Requirement:
Bring together all lines of the material below that contain the string "name".

□ □ □ □ □

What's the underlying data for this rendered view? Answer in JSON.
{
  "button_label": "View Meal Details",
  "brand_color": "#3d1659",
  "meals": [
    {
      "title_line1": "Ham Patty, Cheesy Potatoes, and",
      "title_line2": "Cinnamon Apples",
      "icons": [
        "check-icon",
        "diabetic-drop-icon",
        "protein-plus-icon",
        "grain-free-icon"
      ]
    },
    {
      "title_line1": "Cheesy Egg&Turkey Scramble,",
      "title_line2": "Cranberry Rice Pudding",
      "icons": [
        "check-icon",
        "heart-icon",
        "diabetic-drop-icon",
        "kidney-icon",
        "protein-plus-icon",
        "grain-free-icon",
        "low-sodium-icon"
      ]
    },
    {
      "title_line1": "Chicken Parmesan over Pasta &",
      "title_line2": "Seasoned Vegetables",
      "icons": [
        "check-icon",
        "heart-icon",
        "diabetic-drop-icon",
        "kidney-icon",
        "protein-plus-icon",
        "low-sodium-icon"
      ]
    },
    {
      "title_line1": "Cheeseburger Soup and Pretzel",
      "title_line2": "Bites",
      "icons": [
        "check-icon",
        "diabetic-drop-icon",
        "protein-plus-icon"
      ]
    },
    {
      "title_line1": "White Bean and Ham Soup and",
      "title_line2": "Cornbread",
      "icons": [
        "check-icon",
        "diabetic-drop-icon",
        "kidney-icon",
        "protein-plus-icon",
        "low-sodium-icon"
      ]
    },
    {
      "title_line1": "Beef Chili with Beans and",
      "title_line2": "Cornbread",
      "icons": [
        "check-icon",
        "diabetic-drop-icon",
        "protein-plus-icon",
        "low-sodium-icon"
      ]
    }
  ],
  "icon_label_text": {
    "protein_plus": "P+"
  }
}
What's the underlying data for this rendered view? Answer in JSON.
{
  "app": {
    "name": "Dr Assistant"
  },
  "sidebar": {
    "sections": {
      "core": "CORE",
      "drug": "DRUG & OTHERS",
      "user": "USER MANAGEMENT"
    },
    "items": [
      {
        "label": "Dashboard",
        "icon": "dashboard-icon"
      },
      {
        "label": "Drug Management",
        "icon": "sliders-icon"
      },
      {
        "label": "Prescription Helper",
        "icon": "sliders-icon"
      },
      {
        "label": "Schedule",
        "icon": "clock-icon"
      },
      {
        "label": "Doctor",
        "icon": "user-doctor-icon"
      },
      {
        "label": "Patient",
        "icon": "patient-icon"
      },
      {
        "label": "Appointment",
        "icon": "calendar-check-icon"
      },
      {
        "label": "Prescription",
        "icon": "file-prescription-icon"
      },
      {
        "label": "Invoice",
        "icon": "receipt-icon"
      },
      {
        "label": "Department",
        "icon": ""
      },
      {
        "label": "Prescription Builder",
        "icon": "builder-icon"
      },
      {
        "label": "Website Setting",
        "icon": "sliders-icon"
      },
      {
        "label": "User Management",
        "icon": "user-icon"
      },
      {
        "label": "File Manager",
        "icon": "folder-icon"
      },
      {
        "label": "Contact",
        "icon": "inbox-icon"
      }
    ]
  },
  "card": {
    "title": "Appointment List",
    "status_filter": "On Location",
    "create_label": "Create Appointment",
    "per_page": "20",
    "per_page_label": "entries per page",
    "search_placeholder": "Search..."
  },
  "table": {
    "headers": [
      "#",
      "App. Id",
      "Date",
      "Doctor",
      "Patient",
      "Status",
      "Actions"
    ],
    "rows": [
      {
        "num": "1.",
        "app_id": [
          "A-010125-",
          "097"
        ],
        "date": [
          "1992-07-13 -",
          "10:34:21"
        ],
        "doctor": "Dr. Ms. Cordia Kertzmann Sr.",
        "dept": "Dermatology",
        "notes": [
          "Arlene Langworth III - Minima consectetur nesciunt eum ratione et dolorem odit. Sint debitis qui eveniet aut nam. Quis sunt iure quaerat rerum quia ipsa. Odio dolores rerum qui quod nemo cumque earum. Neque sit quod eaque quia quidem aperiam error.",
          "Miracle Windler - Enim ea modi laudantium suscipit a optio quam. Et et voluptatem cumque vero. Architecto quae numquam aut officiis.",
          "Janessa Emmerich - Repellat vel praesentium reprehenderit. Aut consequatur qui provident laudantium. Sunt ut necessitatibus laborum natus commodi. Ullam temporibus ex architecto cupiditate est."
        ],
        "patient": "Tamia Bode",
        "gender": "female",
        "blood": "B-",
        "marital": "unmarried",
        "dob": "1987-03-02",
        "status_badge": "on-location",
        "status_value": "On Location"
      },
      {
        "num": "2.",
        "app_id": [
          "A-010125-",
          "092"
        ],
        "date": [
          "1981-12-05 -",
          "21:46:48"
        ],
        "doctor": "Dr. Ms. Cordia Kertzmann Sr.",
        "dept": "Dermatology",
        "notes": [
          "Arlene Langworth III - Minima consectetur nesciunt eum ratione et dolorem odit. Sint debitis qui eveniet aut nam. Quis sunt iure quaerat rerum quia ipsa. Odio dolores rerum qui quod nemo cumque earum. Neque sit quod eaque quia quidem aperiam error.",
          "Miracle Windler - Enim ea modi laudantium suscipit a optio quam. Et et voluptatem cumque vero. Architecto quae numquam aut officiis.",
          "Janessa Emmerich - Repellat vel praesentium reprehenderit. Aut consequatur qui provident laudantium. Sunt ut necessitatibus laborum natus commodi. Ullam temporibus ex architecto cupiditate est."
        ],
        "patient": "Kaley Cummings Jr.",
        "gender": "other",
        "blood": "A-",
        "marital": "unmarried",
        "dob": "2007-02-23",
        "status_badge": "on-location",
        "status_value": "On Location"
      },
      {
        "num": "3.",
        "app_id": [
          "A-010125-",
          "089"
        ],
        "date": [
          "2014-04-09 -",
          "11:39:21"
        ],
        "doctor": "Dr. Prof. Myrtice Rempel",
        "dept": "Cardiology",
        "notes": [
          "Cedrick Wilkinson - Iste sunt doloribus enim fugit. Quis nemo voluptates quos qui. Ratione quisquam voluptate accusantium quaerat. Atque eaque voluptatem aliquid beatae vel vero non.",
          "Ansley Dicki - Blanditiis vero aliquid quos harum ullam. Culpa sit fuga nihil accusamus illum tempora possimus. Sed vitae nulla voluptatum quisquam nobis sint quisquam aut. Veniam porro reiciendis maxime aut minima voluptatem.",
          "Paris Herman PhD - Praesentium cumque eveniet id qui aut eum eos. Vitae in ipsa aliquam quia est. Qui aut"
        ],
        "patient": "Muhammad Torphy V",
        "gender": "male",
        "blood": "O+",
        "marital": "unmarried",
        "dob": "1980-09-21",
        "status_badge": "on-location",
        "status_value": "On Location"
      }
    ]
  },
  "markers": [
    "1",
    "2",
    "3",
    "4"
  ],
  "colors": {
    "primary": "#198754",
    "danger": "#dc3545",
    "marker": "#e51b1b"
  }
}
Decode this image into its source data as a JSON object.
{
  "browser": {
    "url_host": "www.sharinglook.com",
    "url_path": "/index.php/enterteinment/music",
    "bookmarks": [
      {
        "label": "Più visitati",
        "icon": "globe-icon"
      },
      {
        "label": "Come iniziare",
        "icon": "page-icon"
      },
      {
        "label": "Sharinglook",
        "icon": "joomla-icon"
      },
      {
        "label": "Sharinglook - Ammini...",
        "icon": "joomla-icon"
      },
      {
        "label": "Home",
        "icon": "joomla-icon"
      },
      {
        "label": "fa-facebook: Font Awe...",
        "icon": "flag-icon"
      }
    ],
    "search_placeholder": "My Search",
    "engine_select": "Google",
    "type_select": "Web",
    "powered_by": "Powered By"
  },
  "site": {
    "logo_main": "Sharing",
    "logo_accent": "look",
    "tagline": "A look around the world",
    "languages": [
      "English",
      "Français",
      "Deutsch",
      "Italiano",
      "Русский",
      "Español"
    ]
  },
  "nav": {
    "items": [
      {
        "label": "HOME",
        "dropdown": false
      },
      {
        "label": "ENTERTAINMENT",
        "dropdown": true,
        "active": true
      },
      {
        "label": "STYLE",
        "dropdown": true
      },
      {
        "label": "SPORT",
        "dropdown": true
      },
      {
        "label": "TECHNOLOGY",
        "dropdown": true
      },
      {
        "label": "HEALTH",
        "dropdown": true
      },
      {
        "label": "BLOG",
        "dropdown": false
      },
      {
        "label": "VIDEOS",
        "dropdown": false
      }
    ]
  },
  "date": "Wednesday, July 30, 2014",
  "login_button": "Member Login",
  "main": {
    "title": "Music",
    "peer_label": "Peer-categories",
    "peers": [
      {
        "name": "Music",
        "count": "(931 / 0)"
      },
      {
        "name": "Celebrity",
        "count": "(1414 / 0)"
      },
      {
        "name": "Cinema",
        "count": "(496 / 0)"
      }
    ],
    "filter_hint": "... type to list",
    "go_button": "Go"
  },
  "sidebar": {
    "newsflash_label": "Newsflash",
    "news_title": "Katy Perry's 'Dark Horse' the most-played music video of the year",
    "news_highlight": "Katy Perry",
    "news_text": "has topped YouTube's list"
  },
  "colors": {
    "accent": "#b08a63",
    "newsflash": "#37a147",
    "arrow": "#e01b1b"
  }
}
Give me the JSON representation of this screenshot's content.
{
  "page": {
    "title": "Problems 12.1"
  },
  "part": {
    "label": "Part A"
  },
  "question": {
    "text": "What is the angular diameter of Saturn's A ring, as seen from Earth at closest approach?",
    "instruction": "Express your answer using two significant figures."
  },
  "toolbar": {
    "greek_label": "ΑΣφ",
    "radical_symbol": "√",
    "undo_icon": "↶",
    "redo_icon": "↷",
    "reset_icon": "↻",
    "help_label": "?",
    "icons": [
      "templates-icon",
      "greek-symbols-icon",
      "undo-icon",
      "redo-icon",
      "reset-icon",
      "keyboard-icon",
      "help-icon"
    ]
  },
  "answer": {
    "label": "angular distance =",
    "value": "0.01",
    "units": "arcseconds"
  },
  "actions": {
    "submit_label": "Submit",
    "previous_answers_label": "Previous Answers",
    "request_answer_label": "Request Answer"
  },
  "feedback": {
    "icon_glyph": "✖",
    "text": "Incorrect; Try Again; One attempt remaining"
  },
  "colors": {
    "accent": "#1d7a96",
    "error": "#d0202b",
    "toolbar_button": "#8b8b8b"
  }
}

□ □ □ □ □

Exercise result:
    "name": "Dr Assistant"
        "name": "Music",
        "name": "Celebrity",
        "name": "Cinema",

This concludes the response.